▶ Work request
Your answer is a copy of every line in the records where "chevron" appears.

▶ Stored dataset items
============================================================
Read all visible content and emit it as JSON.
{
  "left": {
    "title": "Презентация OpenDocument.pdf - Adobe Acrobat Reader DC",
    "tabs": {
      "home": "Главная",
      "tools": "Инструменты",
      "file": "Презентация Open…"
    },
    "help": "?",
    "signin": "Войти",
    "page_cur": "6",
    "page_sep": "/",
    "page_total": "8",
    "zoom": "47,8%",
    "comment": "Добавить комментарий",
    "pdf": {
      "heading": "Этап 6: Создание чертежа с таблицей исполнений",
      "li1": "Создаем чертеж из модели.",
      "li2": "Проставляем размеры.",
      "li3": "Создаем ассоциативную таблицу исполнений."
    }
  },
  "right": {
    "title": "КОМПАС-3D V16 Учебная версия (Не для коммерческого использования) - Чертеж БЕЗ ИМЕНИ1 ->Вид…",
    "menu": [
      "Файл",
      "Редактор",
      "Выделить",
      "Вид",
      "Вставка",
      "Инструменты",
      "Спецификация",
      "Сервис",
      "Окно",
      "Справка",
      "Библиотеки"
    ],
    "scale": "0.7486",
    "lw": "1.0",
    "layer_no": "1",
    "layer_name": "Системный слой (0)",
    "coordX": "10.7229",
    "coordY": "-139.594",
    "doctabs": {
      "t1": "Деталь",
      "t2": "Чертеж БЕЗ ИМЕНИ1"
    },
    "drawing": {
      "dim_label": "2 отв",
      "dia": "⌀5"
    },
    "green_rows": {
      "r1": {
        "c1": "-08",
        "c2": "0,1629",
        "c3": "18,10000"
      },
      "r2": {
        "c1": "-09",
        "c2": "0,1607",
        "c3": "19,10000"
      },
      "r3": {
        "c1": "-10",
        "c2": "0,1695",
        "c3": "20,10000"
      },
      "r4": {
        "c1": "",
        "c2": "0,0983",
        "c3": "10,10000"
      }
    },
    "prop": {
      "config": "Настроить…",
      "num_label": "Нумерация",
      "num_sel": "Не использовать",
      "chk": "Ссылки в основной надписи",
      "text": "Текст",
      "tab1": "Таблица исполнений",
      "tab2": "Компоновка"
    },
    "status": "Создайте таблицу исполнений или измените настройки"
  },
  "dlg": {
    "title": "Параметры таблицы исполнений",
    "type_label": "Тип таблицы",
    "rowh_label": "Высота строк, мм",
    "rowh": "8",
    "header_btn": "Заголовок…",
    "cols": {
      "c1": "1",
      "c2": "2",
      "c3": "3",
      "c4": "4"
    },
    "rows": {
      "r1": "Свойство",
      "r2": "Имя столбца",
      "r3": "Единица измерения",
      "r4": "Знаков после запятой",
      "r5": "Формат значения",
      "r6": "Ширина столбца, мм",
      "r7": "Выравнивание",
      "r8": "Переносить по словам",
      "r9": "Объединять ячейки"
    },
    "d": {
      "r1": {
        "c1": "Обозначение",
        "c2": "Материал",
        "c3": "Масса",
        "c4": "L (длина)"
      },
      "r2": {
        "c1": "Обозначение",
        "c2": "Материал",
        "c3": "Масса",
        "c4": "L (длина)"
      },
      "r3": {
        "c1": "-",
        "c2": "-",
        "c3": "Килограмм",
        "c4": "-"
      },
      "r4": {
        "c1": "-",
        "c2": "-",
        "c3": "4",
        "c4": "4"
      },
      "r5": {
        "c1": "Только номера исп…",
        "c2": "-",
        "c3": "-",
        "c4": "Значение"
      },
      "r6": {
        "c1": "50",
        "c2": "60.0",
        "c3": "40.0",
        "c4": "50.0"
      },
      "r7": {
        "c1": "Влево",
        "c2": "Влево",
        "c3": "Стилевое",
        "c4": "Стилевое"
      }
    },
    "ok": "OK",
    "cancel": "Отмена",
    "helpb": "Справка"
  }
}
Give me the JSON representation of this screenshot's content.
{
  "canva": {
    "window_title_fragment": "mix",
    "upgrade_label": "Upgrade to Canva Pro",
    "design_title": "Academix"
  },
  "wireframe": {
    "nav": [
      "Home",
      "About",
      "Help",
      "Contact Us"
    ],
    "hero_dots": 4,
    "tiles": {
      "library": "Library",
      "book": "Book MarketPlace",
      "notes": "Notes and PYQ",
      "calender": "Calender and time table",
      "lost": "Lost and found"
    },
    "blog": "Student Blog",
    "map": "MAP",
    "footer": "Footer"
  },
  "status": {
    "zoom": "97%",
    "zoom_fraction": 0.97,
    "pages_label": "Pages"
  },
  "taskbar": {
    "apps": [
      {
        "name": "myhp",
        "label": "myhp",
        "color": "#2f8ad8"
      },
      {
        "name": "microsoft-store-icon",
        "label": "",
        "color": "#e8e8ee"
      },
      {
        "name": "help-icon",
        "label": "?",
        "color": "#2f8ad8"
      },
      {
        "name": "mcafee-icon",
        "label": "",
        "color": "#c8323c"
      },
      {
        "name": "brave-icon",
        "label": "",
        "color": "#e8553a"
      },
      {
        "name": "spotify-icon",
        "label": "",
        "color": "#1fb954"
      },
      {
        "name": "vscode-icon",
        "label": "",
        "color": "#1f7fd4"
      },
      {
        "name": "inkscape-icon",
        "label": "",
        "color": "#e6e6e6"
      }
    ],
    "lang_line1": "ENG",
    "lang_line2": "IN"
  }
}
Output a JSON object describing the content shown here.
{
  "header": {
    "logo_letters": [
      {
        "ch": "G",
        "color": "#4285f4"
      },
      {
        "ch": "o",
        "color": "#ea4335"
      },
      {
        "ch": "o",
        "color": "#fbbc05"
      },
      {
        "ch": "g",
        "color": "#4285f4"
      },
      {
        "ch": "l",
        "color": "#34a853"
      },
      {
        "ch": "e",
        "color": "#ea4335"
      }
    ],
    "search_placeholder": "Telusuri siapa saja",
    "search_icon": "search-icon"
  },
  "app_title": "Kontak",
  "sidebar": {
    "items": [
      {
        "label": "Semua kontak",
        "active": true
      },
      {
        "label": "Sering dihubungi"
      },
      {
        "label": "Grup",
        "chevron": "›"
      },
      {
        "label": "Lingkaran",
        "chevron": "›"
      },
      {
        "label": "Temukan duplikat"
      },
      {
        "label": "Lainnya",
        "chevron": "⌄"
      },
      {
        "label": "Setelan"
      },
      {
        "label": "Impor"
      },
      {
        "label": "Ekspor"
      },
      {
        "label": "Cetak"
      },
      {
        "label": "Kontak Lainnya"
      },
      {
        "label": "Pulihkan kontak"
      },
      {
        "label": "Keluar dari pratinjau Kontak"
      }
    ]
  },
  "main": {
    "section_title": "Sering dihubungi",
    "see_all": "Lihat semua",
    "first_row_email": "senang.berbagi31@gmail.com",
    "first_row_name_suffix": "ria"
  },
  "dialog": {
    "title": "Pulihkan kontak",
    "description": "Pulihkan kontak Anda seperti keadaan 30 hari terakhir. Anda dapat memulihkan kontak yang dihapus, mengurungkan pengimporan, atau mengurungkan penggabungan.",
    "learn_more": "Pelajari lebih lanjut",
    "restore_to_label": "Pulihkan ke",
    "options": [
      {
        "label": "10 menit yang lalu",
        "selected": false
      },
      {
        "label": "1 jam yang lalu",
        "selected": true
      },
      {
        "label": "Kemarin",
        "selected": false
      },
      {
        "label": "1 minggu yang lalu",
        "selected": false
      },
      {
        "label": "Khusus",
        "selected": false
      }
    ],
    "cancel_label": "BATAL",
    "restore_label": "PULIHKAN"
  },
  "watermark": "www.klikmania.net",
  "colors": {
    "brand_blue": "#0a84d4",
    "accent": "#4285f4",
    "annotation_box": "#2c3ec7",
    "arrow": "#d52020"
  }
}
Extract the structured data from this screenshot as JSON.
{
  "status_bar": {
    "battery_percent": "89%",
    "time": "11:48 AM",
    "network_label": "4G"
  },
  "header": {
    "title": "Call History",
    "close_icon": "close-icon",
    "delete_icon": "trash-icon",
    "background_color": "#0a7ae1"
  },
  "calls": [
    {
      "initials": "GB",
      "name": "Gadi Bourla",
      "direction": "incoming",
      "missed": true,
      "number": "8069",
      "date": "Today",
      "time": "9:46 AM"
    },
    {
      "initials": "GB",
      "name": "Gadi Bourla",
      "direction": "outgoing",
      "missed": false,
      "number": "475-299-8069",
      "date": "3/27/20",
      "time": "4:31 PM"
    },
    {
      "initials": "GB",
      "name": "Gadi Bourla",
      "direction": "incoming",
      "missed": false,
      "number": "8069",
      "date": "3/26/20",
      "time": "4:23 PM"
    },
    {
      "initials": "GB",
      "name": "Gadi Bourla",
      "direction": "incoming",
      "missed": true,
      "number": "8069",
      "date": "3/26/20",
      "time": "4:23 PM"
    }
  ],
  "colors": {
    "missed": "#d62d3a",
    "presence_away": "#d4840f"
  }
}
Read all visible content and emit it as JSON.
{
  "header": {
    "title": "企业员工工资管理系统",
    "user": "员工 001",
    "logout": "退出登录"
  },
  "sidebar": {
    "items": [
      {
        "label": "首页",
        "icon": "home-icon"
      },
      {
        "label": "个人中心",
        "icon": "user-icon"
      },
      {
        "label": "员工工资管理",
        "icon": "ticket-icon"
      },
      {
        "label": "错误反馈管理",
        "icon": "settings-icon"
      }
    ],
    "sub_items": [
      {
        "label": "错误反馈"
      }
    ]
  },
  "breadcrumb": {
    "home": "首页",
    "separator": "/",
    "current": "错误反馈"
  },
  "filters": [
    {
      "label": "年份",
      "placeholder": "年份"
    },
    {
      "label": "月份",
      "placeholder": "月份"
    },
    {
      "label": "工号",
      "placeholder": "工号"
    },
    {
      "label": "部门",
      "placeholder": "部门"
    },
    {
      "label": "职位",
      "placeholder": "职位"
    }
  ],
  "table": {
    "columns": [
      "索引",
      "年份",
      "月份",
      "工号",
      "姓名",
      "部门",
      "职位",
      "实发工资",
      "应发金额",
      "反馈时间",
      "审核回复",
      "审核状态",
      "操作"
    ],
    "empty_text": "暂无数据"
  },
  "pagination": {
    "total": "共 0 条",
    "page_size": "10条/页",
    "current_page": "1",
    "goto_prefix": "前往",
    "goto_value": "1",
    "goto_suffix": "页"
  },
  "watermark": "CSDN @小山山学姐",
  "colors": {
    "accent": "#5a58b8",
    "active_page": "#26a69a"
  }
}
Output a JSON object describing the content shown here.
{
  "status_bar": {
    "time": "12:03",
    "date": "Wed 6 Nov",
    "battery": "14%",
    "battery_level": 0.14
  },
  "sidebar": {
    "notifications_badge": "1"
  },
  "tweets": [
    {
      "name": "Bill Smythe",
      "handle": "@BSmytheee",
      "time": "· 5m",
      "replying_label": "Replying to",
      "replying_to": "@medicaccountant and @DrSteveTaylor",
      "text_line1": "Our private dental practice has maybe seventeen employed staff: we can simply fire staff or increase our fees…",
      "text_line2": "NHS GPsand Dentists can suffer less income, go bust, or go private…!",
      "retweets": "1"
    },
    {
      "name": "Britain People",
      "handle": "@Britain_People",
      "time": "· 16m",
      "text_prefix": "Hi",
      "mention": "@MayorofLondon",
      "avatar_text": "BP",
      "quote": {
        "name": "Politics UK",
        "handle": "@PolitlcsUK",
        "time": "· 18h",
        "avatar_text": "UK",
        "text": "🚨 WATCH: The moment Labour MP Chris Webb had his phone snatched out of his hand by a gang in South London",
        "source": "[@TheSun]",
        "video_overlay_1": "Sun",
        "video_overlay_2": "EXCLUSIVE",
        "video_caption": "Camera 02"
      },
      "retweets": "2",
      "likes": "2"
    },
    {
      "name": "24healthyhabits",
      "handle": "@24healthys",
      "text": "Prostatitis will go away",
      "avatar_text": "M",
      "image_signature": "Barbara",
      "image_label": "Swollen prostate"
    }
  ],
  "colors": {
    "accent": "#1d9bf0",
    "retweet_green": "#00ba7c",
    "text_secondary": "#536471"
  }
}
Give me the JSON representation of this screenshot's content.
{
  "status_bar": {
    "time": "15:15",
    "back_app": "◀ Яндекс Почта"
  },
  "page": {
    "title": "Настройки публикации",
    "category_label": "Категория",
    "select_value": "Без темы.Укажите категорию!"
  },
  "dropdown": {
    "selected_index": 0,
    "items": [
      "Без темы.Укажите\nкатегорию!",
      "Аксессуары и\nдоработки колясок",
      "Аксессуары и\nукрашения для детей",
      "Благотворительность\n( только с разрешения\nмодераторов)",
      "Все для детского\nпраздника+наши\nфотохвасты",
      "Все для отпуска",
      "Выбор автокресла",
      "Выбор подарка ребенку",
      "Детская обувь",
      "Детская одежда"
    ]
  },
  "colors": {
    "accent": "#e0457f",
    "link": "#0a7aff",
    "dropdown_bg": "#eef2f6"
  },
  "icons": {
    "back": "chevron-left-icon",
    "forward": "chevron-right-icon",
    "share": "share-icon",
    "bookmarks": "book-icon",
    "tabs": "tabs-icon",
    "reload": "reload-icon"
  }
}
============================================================
▶ Problem solution
        "chevron": "›"
        "chevron": "›"
        "chevron": "⌄"
    "back": "chevron-left-icon",
    "forward": "chevron-right-icon",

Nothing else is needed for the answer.